Staff Sports: Michael leaps through track and field


Last September, Forum Editor senior Carly Liao took her swing at tennis, and in December, Lifestyle Editor junior Becca Wu tackled wrestling (and it tackled back). For the spring season, I wanted to find a sport I could simply survive—a task which proved to be surprisingly difficult. As a non-athlete whose workouts consist mostly of lugging SEC equipment around campus, I decided to go with track and field, a discipline in which athletes could go at their own pace and where I’d be welcomed despite my shortcomings.

As that first day approached, I grew more and more excited at the prospect of practice. It’d been years since I was a part of one of the school’s sports teams, so I donned my Gunn P.E. shirt, grabbed some sunscreen and set off to the Hal Daner Track and Field after school.

I started off with the throws team, a group which competes in the shot put and discus events. In retrospect, choosing to throw on a day with 25 mph winds was a slight mistake. After one wind-buffeted lap, we began to practice throwing the shot put, and I was pulled aside by an assistant coach to learn proper form and safety procedures. Twelve-kilogram metal balls are about as heavy as you might expect them to be, so I appreciated the run-down.

After about an hour of practice, I had finally managed to get the shot put to a third of the distance that the actual team members could reach. But I only had a moment to celebrate my success before we were whisked off to the weightlifting room.

This first day was the squats day, so my friends on the team guided me through proper form and safety protocols once again. I managed to get a few good sets of squats and box jumps in, but it wasn’t until I finally got home from the first day of practice that I realized just how sore my leg muscles were. Walking up the stairs that evening was one of the most humbling experiences I’ve had in recent memory.

As practices continued through the week, I found myself working with the throws team on technique for shot put and eventually discus, too. There was something magnetic about throwing heavy objects as far as you could get them, and it was extremely gratifying to feel slightly stronger day after day. Although I wasn’t exactly breaking any records with my distances, I had a great time out on the field.

When it came to track, however, I had my apprehensions about the events. When looking through the different track and field competitions, there were a few that I thought might be beyond my reach in the one week I had. For groups such as the distance and sprints teams, which are reputed for doing copious amounts of running at each practice, I knew I faced a very real and very serious risk of vomiting on the track. Out of respect for our custodial staff and everybody who uses the track, I refrained from participating in those events.

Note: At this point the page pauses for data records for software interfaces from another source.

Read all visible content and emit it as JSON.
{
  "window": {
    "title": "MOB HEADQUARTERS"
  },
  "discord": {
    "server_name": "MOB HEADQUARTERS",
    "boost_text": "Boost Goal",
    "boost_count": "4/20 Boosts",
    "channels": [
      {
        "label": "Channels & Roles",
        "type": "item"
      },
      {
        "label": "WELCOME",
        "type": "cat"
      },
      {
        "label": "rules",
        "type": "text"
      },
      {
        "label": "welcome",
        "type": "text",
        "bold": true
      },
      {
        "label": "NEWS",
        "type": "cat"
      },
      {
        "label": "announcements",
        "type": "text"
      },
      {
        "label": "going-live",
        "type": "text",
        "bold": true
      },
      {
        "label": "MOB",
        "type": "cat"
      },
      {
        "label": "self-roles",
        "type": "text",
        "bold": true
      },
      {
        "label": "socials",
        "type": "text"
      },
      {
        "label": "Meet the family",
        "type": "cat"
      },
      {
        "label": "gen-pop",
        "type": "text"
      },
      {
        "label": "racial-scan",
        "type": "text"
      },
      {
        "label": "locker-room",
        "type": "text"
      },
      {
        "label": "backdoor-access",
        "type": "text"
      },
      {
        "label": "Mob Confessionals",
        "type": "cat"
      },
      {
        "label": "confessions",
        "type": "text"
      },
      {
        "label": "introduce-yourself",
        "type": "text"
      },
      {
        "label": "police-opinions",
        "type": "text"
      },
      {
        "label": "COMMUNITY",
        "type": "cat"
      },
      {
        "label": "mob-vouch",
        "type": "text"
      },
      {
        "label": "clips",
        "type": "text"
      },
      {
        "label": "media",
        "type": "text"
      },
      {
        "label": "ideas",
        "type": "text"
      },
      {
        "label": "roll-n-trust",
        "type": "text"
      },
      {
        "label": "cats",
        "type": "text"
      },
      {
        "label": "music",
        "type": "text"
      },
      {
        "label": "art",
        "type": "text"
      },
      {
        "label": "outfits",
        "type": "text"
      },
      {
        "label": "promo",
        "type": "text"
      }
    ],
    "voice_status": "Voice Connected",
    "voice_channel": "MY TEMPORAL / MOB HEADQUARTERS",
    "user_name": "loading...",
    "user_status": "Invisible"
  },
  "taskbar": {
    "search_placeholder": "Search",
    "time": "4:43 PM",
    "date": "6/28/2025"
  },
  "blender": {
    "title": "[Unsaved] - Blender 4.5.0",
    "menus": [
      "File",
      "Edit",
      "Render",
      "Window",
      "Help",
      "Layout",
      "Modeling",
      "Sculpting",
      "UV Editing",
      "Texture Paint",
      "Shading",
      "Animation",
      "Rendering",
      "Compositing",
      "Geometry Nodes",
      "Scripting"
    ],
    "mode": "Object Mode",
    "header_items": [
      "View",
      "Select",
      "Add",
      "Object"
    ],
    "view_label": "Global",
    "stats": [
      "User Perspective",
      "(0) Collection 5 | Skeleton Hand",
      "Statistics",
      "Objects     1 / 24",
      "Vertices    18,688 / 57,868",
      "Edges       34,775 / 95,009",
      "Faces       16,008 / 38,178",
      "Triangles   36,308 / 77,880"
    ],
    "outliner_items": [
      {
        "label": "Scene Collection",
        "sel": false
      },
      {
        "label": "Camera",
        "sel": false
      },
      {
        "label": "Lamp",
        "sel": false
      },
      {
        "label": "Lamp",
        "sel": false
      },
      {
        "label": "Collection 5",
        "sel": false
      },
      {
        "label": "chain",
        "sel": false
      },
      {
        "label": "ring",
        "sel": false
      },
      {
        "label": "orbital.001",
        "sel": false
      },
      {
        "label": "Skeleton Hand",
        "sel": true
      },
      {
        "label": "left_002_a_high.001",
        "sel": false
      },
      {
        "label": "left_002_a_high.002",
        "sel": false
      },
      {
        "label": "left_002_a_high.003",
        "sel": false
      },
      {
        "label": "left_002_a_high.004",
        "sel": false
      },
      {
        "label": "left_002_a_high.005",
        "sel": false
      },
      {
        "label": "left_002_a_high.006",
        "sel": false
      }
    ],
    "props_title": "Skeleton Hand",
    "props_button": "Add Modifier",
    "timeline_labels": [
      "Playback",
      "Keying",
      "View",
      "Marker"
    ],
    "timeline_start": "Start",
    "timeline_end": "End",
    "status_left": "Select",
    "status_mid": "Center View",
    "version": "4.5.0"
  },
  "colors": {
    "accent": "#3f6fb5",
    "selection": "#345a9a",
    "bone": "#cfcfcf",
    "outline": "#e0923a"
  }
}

What I was most interested in were the jumps. With mats and sand pits to cushion the falls I surely would have, I felt confident that I could avoid any unfortunate instances of my lunch coming into contact with the floor. I began with the high jump, an event reminiscent of my middle school P.E. days. Although the objective was to jump backwards over an elevated bar and onto the mat behind it, I ran into trouble clearing any height taller than a kindergartener. Out of all of the events, high jump might have been the one that I was worst at, but it was exhilarating each time to run up to the bar and never know for certain if you were going to hit it. In my case, I was in fact certain that I would hit the bar when I went, but the actual team members’ jumps were extremely impressive to watch in terms of both form and distance cleared.

The last event I tried out was the long jump, which required a speedy running start and a solid takeoff to maximize horizontal distance. Possessing neither the speediness nor the technical know-how for a proper jump and landing, I nevertheless had a blast sprinting at full force toward a sand pit and seeing how far into it I could end up. Although the sand-in-shoe problem was a bit of a hassle to deal with, the explosive nature of the long jump made it one of the most enjoyable events I tried.

Beyond the events themselves, though, I found that the most enjoyable part of my week with track and field was interacting with the members of the team community. As a no-cut sport, the team had a place for everybody willing to try their best at whichever event they wanted to compete in—even someone like me. Because of this, there were members from every background imaginable, with both veterans of their events and total newcomers working alongside each other to better themselves and their skills.

To my surprise, almost all of the team members were extremely supportive of my efforts, with many of them going out of their way to correct my form or give me tips to better my performance. As a non-athlete, I felt inspired by the top-performing athletes in the team, and even more inspired by my fellow newcomers who were giving their all and learning all the while.

Developing strength, balance and coordination made me feel more capable overall. By the end of the week I was exhausted but also motivated to continue practicing the stretches and exercises I’d learned beyond my stint for Staff Sports. So to anybody out there with apprehensions about trying a sport, at Gunn or otherwise, just remember this: If even I was able to make it work, anybody can.